# Exercise brief
Reproduce all of the entries below exactly, without images.

# Dataset entries
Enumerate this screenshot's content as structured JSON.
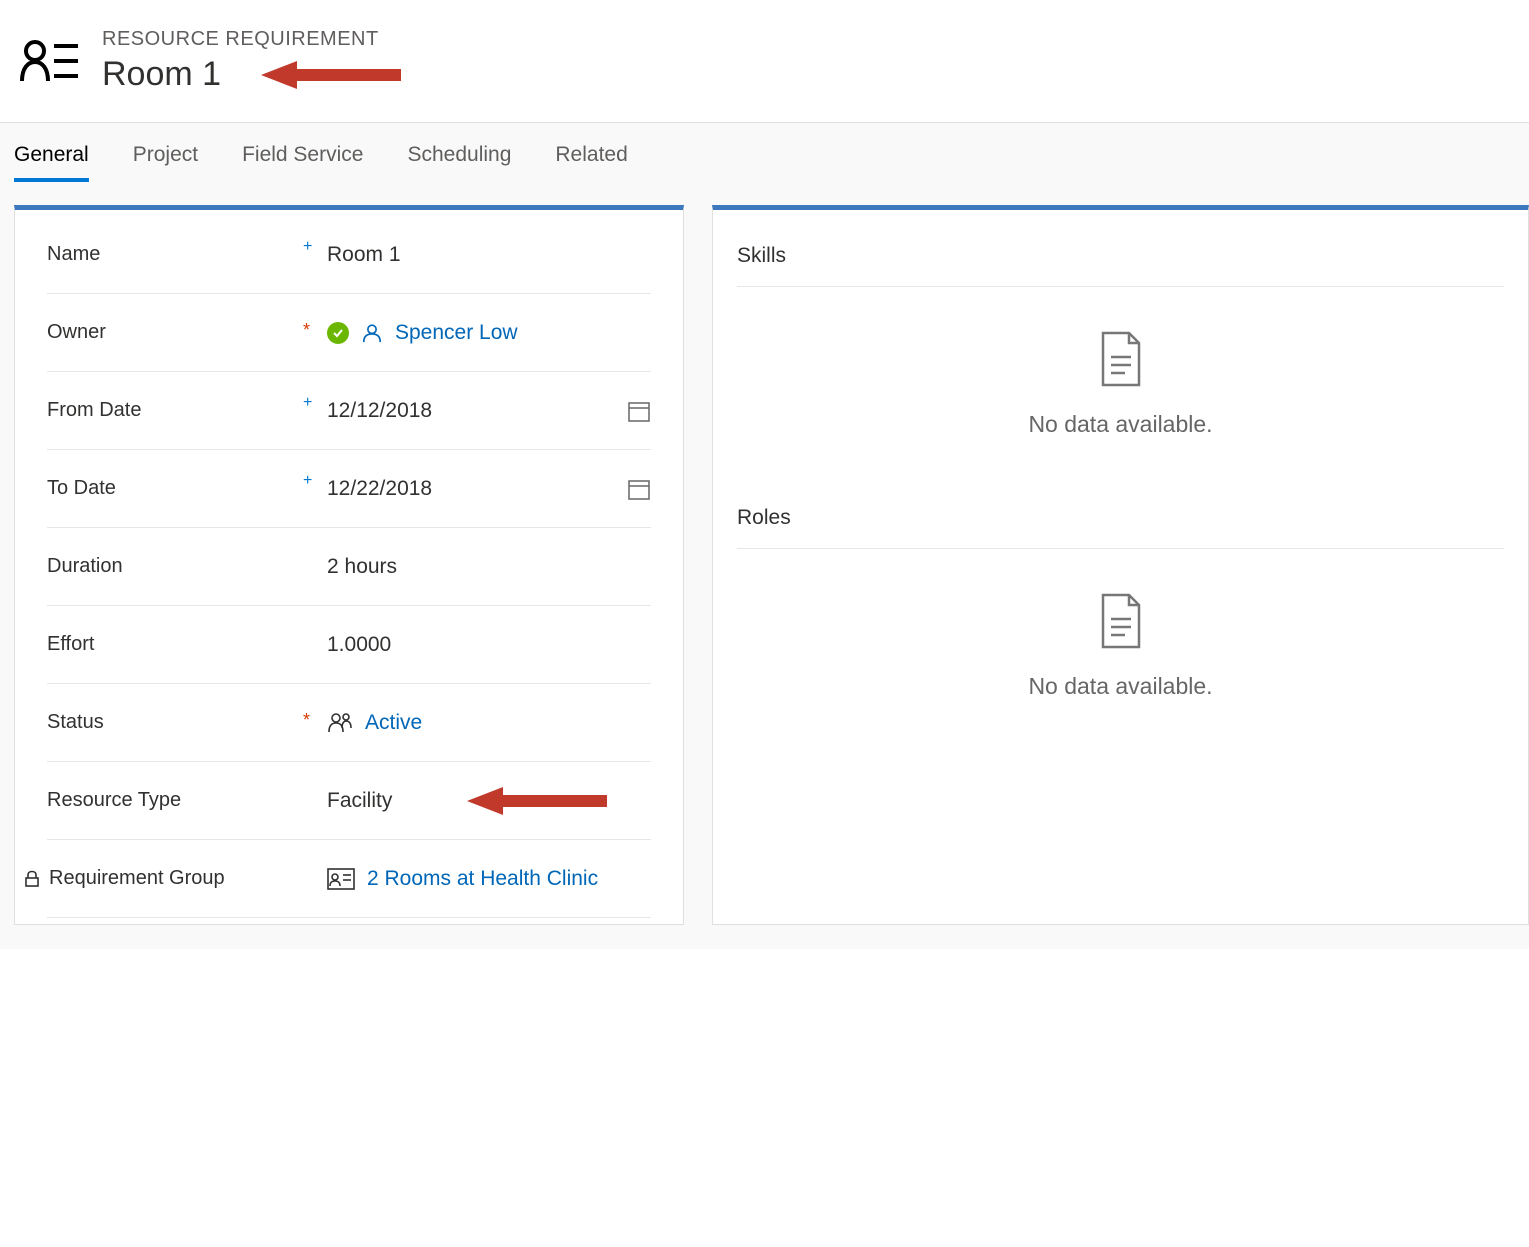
{
  "header": {
    "eyebrow": "RESOURCE REQUIREMENT",
    "title": "Room 1"
  },
  "tabs": [
    "General",
    "Project",
    "Field Service",
    "Scheduling",
    "Related"
  ],
  "activeTab": "General",
  "form": {
    "name": {
      "label": "Name",
      "value": "Room 1"
    },
    "owner": {
      "label": "Owner",
      "value": "Spencer Low"
    },
    "fromDate": {
      "label": "From Date",
      "value": "12/12/2018"
    },
    "toDate": {
      "label": "To Date",
      "value": "12/22/2018"
    },
    "duration": {
      "label": "Duration",
      "value": "2 hours"
    },
    "effort": {
      "label": "Effort",
      "value": "1.0000"
    },
    "status": {
      "label": "Status",
      "value": "Active"
    },
    "resourceType": {
      "label": "Resource Type",
      "value": "Facility"
    },
    "requirementGroup": {
      "label": "Requirement Group",
      "value": "2 Rooms at Health Clinic"
    }
  },
  "sections": {
    "skills": {
      "title": "Skills",
      "empty": "No data available."
    },
    "roles": {
      "title": "Roles",
      "empty": "No data available."
    }
  }
}
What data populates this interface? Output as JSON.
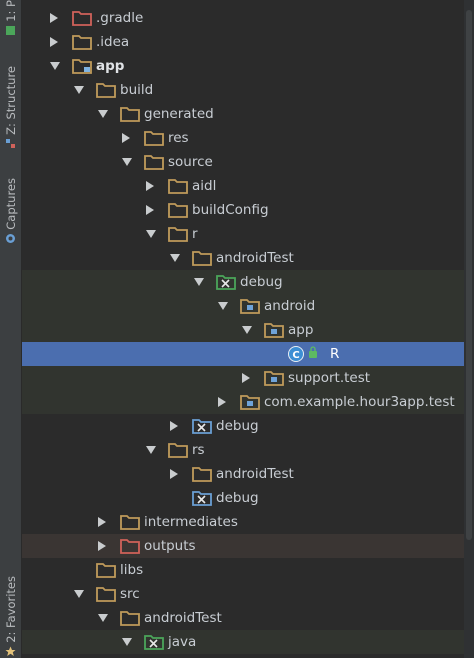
{
  "sidebar": {
    "tabs": [
      {
        "label": "1: P",
        "icon": "project-icon"
      },
      {
        "label": "Z: Structure",
        "icon": "structure-icon"
      },
      {
        "label": "Captures",
        "icon": "captures-icon"
      },
      {
        "label": "2: Favorites",
        "icon": "favorites-icon"
      }
    ]
  },
  "colors": {
    "folder": "#c09b5b",
    "excluded_folder": "#d0625a",
    "package_folder": "#e3c27a",
    "test_folder": "#4ba65a",
    "res_folder": "#6a9fd4",
    "selection": "#4b6eaf"
  },
  "tree": [
    {
      "label": ".gradle",
      "depth": 0,
      "arrow": "right",
      "icon": "folder-excluded-icon",
      "bold": false
    },
    {
      "label": ".idea",
      "depth": 0,
      "arrow": "right",
      "icon": "folder-icon",
      "bold": false
    },
    {
      "label": "app",
      "depth": 0,
      "arrow": "down",
      "icon": "module-folder-icon",
      "bold": true
    },
    {
      "label": "build",
      "depth": 1,
      "arrow": "down",
      "icon": "folder-icon",
      "bold": false
    },
    {
      "label": "generated",
      "depth": 2,
      "arrow": "down",
      "icon": "folder-icon",
      "bold": false
    },
    {
      "label": "res",
      "depth": 3,
      "arrow": "right",
      "icon": "folder-icon",
      "bold": false
    },
    {
      "label": "source",
      "depth": 3,
      "arrow": "down",
      "icon": "folder-icon",
      "bold": false
    },
    {
      "label": "aidl",
      "depth": 4,
      "arrow": "right",
      "icon": "folder-icon",
      "bold": false
    },
    {
      "label": "buildConfig",
      "depth": 4,
      "arrow": "right",
      "icon": "folder-icon",
      "bold": false
    },
    {
      "label": "r",
      "depth": 4,
      "arrow": "down",
      "icon": "folder-icon",
      "bold": false
    },
    {
      "label": "androidTest",
      "depth": 5,
      "arrow": "down",
      "icon": "folder-icon",
      "bold": false
    },
    {
      "label": "debug",
      "depth": 6,
      "arrow": "down",
      "icon": "test-source-folder-icon",
      "bold": false
    },
    {
      "label": "android",
      "depth": 7,
      "arrow": "down",
      "icon": "package-icon",
      "bold": false
    },
    {
      "label": "app",
      "depth": 8,
      "arrow": "down",
      "icon": "package-icon",
      "bold": false
    },
    {
      "label": "R",
      "depth": 9,
      "arrow": "none",
      "icon": "class-file-icon",
      "bold": false,
      "selected": true
    },
    {
      "label": "support.test",
      "depth": 8,
      "arrow": "right",
      "icon": "package-icon",
      "bold": false
    },
    {
      "label": "com.example.hour3app.test",
      "depth": 7,
      "arrow": "right",
      "icon": "package-icon",
      "bold": false
    },
    {
      "label": "debug",
      "depth": 5,
      "arrow": "right",
      "icon": "source-folder-icon",
      "bold": false
    },
    {
      "label": "rs",
      "depth": 4,
      "arrow": "down",
      "icon": "folder-icon",
      "bold": false
    },
    {
      "label": "androidTest",
      "depth": 5,
      "arrow": "right",
      "icon": "folder-icon",
      "bold": false
    },
    {
      "label": "debug",
      "depth": 5,
      "arrow": "none",
      "icon": "source-folder-icon",
      "bold": false
    },
    {
      "label": "intermediates",
      "depth": 2,
      "arrow": "right",
      "icon": "folder-icon",
      "bold": false
    },
    {
      "label": "outputs",
      "depth": 2,
      "arrow": "right",
      "icon": "folder-excluded-icon",
      "bold": false
    },
    {
      "label": "libs",
      "depth": 1,
      "arrow": "none",
      "icon": "folder-icon",
      "bold": false
    },
    {
      "label": "src",
      "depth": 1,
      "arrow": "down",
      "icon": "folder-icon",
      "bold": false
    },
    {
      "label": "androidTest",
      "depth": 2,
      "arrow": "down",
      "icon": "folder-icon",
      "bold": false
    },
    {
      "label": "java",
      "depth": 3,
      "arrow": "down",
      "icon": "test-source-folder-icon",
      "bold": false
    }
  ]
}
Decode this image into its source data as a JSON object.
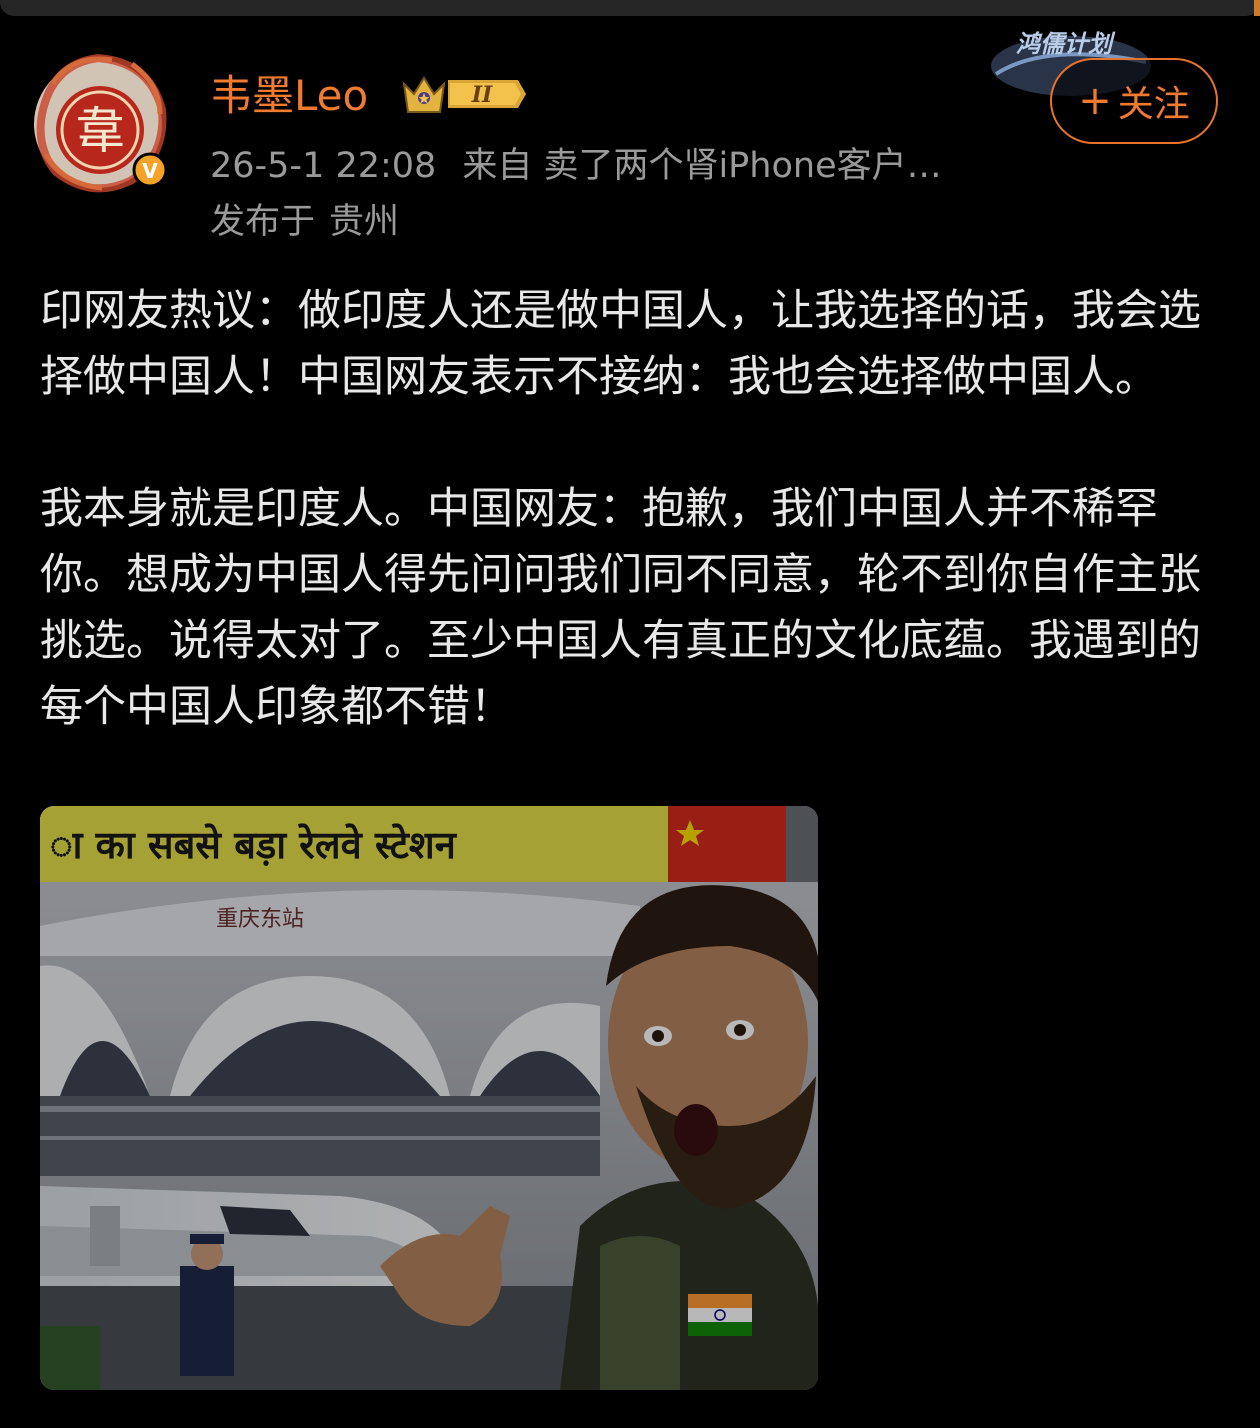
{
  "header": {
    "author_name": "韦墨Leo",
    "vip_level": "II",
    "timestamp": "26-5-1 22:08",
    "source": "来自 卖了两个肾iPhone客户…",
    "location_prefix": "发布于",
    "location": "贵州",
    "follow_label": "关注",
    "follow_plus": "+",
    "avatar_char": "韋",
    "verified_mark": "V",
    "deco_text": "鸿儒计划"
  },
  "post": {
    "paragraph1": "印网友热议：做印度人还是做中国人，让我选择的话，我会选择做中国人！中国网友表示不接纳：我也会选择做中国人。",
    "paragraph2": "我本身就是印度人。中国网友：抱歉，我们中国人并不稀罕你。想成为中国人得先问问我们同不同意，轮不到你自作主张挑选。说得太对了。至少中国人有真正的文化底蕴。我遇到的每个中国人印象都不错！"
  },
  "image": {
    "banner_text": "ा का सबसे बड़ा रेलवे स्टेशन",
    "station_sign": "重庆东站"
  },
  "colors": {
    "accent": "#f07a2e",
    "meta": "#9a9a9a",
    "background": "#000000",
    "text": "#e8e8e8"
  }
}
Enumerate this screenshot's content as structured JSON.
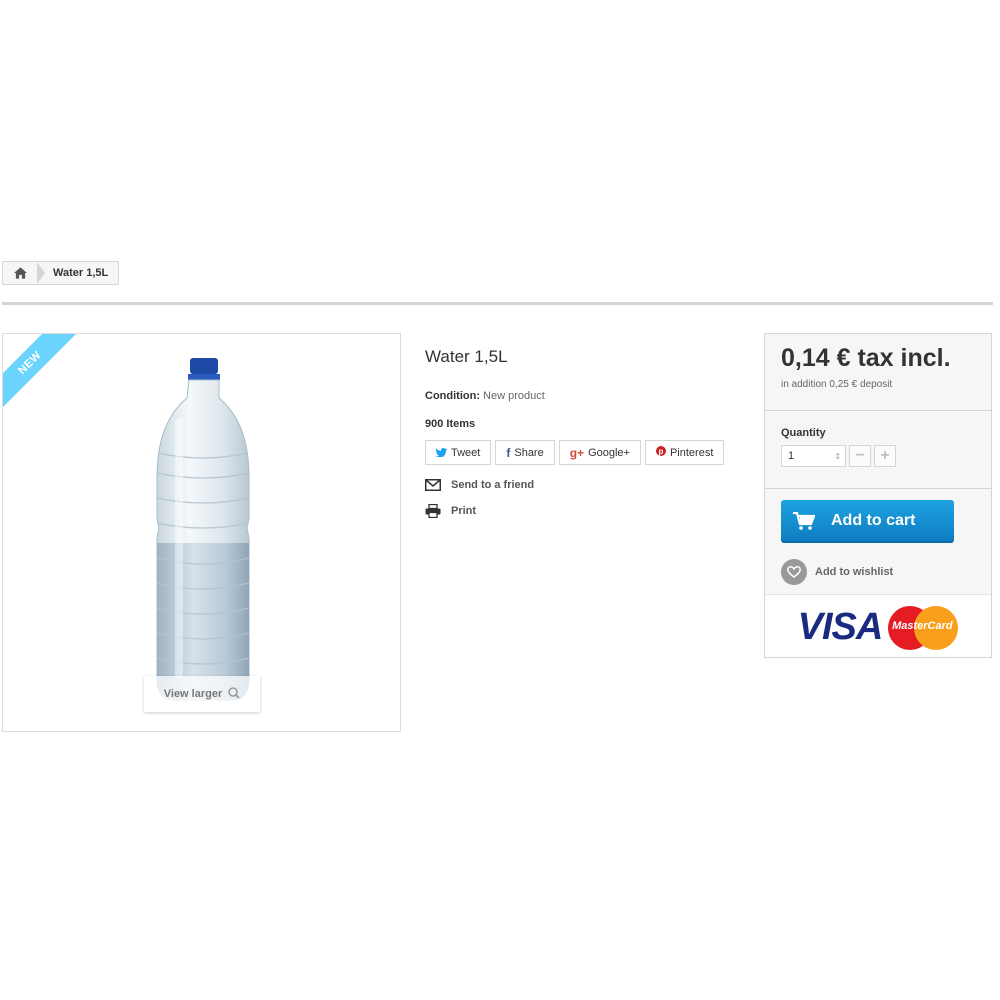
{
  "breadcrumb": {
    "current": "Water 1,5L",
    "home_icon": "home-icon"
  },
  "product": {
    "badge": "NEW",
    "title": "Water 1,5L",
    "condition_label": "Condition:",
    "condition_value": "New product",
    "stock": "900 Items",
    "view_larger": "View larger"
  },
  "social": [
    {
      "label": "Tweet",
      "icon": "twitter-icon"
    },
    {
      "label": "Share",
      "icon": "facebook-icon"
    },
    {
      "label": "Google+",
      "icon": "google-plus-icon"
    },
    {
      "label": "Pinterest",
      "icon": "pinterest-icon"
    }
  ],
  "actions": {
    "send_friend": "Send to a friend",
    "print": "Print"
  },
  "buy": {
    "price": "0,14 € tax incl.",
    "deposit": "in addition 0,25 € deposit",
    "quantity_label": "Quantity",
    "quantity_value": "1",
    "add_to_cart": "Add to cart",
    "add_to_wishlist": "Add to wishlist"
  },
  "payment": {
    "visa": "VISA",
    "mastercard": "MasterCard"
  },
  "colors": {
    "accent": "#0e7dc2",
    "ribbon": "#6ad4ff",
    "border": "#d6d4d4"
  }
}
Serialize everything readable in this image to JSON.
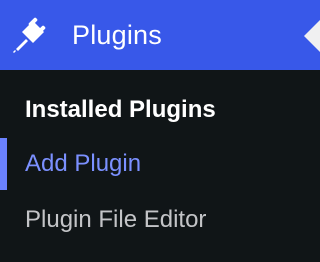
{
  "menu": {
    "title": "Plugins",
    "icon": "plug-icon",
    "accent_color": "#3858e9",
    "submenu_items": [
      {
        "label": "Installed Plugins",
        "state": "current"
      },
      {
        "label": "Add Plugin",
        "state": "focused"
      },
      {
        "label": "Plugin File Editor",
        "state": "default"
      }
    ]
  }
}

# Response to this exercise
Enumerate this screenshot's content as structured JSON.
{
  "header": {
    "eyebrow": "RESOURCE REQUIREMENT",
    "title": "Room 1"
  },
  "tabs": [
    "General",
    "Project",
    "Field Service",
    "Scheduling",
    "Related"
  ],
  "activeTab": "General",
  "form": {
    "name": {
      "label": "Name",
      "value": "Room 1"
    },
    "owner": {
      "label": "Owner",
      "value": "Spencer Low"
    },
    "fromDate": {
      "label": "From Date",
      "value": "12/12/2018"
    },
    "toDate": {
      "label": "To Date",
      "value": "12/22/2018"
    },
    "duration": {
      "label": "Duration",
      "value": "2 hours"
    },
    "effort": {
      "label": "Effort",
      "value": "1.0000"
    },
    "status": {
      "label": "Status",
      "value": "Active"
    },
    "resourceType": {
      "label": "Resource Type",
      "value": "Facility"
    },
    "requirementGroup": {
      "label": "Requirement Group",
      "value": "2 Rooms at Health Clinic"
    }
  },
  "sections": {
    "skills": {
      "title": "Skills",
      "empty": "No data available."
    },
    "roles": {
      "title": "Roles",
      "empty": "No data available."
    }
  }
}
What data populates this interface? Output as JSON.
{
  "sidebar": {
    "tabs": [
      {
        "label": "1: P",
        "icon": "project-icon"
      },
      {
        "label": "Z: Structure",
        "icon": "structure-icon"
      },
      {
        "label": "Captures",
        "icon": "captures-icon"
      },
      {
        "label": "2: Favorites",
        "icon": "favorites-icon"
      }
    ]
  },
  "colors": {
    "folder": "#c09b5b",
    "excluded_folder": "#d0625a",
    "package_folder": "#e3c27a",
    "test_folder": "#4ba65a",
    "res_folder": "#6a9fd4",
    "selection": "#4b6eaf"
  },
  "tree": [
    {
      "label": ".gradle",
      "depth": 0,
      "arrow": "right",
      "icon": "folder-excluded-icon",
      "bold": false
    },
    {
      "label": ".idea",
      "depth": 0,
      "arrow": "right",
      "icon": "folder-icon",
      "bold": false
    },
    {
      "label": "app",
      "depth": 0,
      "arrow": "down",
      "icon": "module-folder-icon",
      "bold": true
    },
    {
      "label": "build",
      "depth": 1,
      "arrow": "down",
      "icon": "folder-icon",
      "bold": false
    },
    {
      "label": "generated",
      "depth": 2,
      "arrow": "down",
      "icon": "folder-icon",
      "bold": false
    },
    {
      "label": "res",
      "depth": 3,
      "arrow": "right",
      "icon": "folder-icon",
      "bold": false
    },
    {
      "label": "source",
      "depth": 3,
      "arrow": "down",
      "icon": "folder-icon",
      "bold": false
    },
    {
      "label": "aidl",
      "depth": 4,
      "arrow": "right",
      "icon": "folder-icon",
      "bold": false
    },
    {
      "label": "buildConfig",
      "depth": 4,
      "arrow": "right",
      "icon": "folder-icon",
      "bold": false
    },
    {
      "label": "r",
      "depth": 4,
      "arrow": "down",
      "icon": "folder-icon",
      "bold": false
    },
    {
      "label": "androidTest",
      "depth": 5,
      "arrow": "down",
      "icon": "folder-icon",
      "bold": false
    },
    {
      "label": "debug",
      "depth": 6,
      "arrow": "down",
      "icon": "test-source-folder-icon",
      "bold": false
    },
    {
      "label": "android",
      "depth": 7,
      "arrow": "down",
      "icon": "package-icon",
      "bold": false
    },
    {
      "label": "app",
      "depth": 8,
      "arrow": "down",
      "icon": "package-icon",
      "bold": false
    },
    {
      "label": "R",
      "depth": 9,
      "arrow": "none",
      "icon": "class-file-icon",
      "bold": false,
      "selected": true
    },
    {
      "label": "support.test",
      "depth": 8,
      "arrow": "right",
      "icon": "package-icon",
      "bold": false
    },
    {
      "label": "com.example.hour3app.test",
      "depth": 7,
      "arrow": "right",
      "icon": "package-icon",
      "bold": false
    },
    {
      "label": "debug",
      "depth": 5,
      "arrow": "right",
      "icon": "source-folder-icon",
      "bold": false
    },
    {
      "label": "rs",
      "depth": 4,
      "arrow": "down",
      "icon": "folder-icon",
      "bold": false
    },
    {
      "label": "androidTest",
      "depth": 5,
      "arrow": "right",
      "icon": "folder-icon",
      "bold": false
    },
    {
      "label": "debug",
      "depth": 5,
      "arrow": "none",
      "icon": "source-folder-icon",
      "bold": false
    },
    {
      "label": "intermediates",
      "depth": 2,
      "arrow": "right",
      "icon": "folder-icon",
      "bold": false
    },
    {
      "label": "outputs",
      "depth": 2,
      "arrow": "right",
      "icon": "folder-excluded-icon",
      "bold": false
    },
    {
      "label": "libs",
      "depth": 1,
      "arrow": "none",
      "icon": "folder-icon",
      "bold": false
    },
    {
      "label": "src",
      "depth": 1,
      "arrow": "down",
      "icon": "folder-icon",
      "bold": false
    },
    {
      "label": "androidTest",
      "depth": 2,
      "arrow": "down",
      "icon": "folder-icon",
      "bold": false
    },
    {
      "label": "java",
      "depth": 3,
      "arrow": "down",
      "icon": "test-source-folder-icon",
      "bold": false
    }
  ]
}
Decode this image into its source data as a JSON object.
{
  "header": {
    "author_name": "韦墨Leo",
    "vip_level": "II",
    "timestamp": "26-5-1 22:08",
    "source": "来自 卖了两个肾iPhone客户…",
    "location_prefix": "发布于",
    "location": "贵州",
    "follow_label": "关注",
    "follow_plus": "+",
    "avatar_char": "韋",
    "verified_mark": "V",
    "deco_text": "鸿儒计划"
  },
  "post": {
    "paragraph1": "印网友热议：做印度人还是做中国人，让我选择的话，我会选择做中国人！中国网友表示不接纳：我也会选择做中国人。",
    "paragraph2": "我本身就是印度人。中国网友：抱歉，我们中国人并不稀罕你。想成为中国人得先问问我们同不同意，轮不到你自作主张挑选。说得太对了。至少中国人有真正的文化底蕴。我遇到的每个中国人印象都不错！"
  },
  "image": {
    "banner_text": "ा का सबसे बड़ा रेलवे स्टेशन",
    "station_sign": "重庆东站"
  },
  "colors": {
    "accent": "#f07a2e",
    "meta": "#9a9a9a",
    "background": "#000000",
    "text": "#e8e8e8"
  }
}
Enumerate this screenshot's content as structured JSON.
{
  "breadcrumb": {
    "current": "Water 1,5L",
    "home_icon": "home-icon"
  },
  "product": {
    "badge": "NEW",
    "title": "Water 1,5L",
    "condition_label": "Condition:",
    "condition_value": "New product",
    "stock": "900 Items",
    "view_larger": "View larger"
  },
  "social": [
    {
      "label": "Tweet",
      "icon": "twitter-icon"
    },
    {
      "label": "Share",
      "icon": "facebook-icon"
    },
    {
      "label": "Google+",
      "icon": "google-plus-icon"
    },
    {
      "label": "Pinterest",
      "icon": "pinterest-icon"
    }
  ],
  "actions": {
    "send_friend": "Send to a friend",
    "print": "Print"
  },
  "buy": {
    "price": "0,14 € tax incl.",
    "deposit": "in addition 0,25 € deposit",
    "quantity_label": "Quantity",
    "quantity_value": "1",
    "add_to_cart": "Add to cart",
    "add_to_wishlist": "Add to wishlist"
  },
  "payment": {
    "visa": "VISA",
    "mastercard": "MasterCard"
  },
  "colors": {
    "accent": "#0e7dc2",
    "ribbon": "#6ad4ff",
    "border": "#d6d4d4"
  }
}
Serialize everything readable in this image to JSON.
{
  "menu": {
    "title": "Plugins",
    "icon": "plug-icon",
    "accent_color": "#3858e9",
    "submenu_items": [
      {
        "label": "Installed Plugins",
        "state": "current"
      },
      {
        "label": "Add Plugin",
        "state": "focused"
      },
      {
        "label": "Plugin File Editor",
        "state": "default"
      }
    ]
  }
}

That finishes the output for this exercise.